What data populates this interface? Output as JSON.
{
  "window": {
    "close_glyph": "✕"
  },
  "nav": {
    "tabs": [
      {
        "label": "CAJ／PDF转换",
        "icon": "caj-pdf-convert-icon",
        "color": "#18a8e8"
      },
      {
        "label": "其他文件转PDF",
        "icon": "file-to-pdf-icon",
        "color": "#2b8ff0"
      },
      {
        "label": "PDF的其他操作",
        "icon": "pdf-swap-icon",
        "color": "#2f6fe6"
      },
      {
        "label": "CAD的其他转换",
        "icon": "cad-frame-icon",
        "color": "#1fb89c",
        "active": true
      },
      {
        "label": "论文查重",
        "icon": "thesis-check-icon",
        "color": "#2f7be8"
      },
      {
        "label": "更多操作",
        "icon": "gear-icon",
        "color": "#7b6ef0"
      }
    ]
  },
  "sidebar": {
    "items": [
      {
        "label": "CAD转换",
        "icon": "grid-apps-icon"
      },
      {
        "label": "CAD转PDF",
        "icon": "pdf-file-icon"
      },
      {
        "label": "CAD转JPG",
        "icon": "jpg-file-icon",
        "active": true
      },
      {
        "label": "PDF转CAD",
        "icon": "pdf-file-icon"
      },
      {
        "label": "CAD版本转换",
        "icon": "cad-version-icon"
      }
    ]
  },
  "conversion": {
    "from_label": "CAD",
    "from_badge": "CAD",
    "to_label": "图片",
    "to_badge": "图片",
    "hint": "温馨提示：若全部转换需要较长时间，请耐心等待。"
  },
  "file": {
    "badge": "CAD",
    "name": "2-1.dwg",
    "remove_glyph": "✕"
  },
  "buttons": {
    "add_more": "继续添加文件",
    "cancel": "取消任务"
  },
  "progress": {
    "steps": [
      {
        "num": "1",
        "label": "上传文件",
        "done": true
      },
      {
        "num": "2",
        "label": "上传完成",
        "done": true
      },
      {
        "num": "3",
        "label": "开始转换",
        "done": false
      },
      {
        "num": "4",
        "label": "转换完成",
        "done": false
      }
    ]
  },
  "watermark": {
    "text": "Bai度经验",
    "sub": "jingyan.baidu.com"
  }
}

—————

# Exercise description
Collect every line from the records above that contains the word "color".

# Your solution
        "color": "#18a8e8"
        "color": "#2b8ff0"
        "color": "#2f6fe6"
        "color": "#1fb89c",
        "color": "#2f7be8"
        "color": "#7b6ef0"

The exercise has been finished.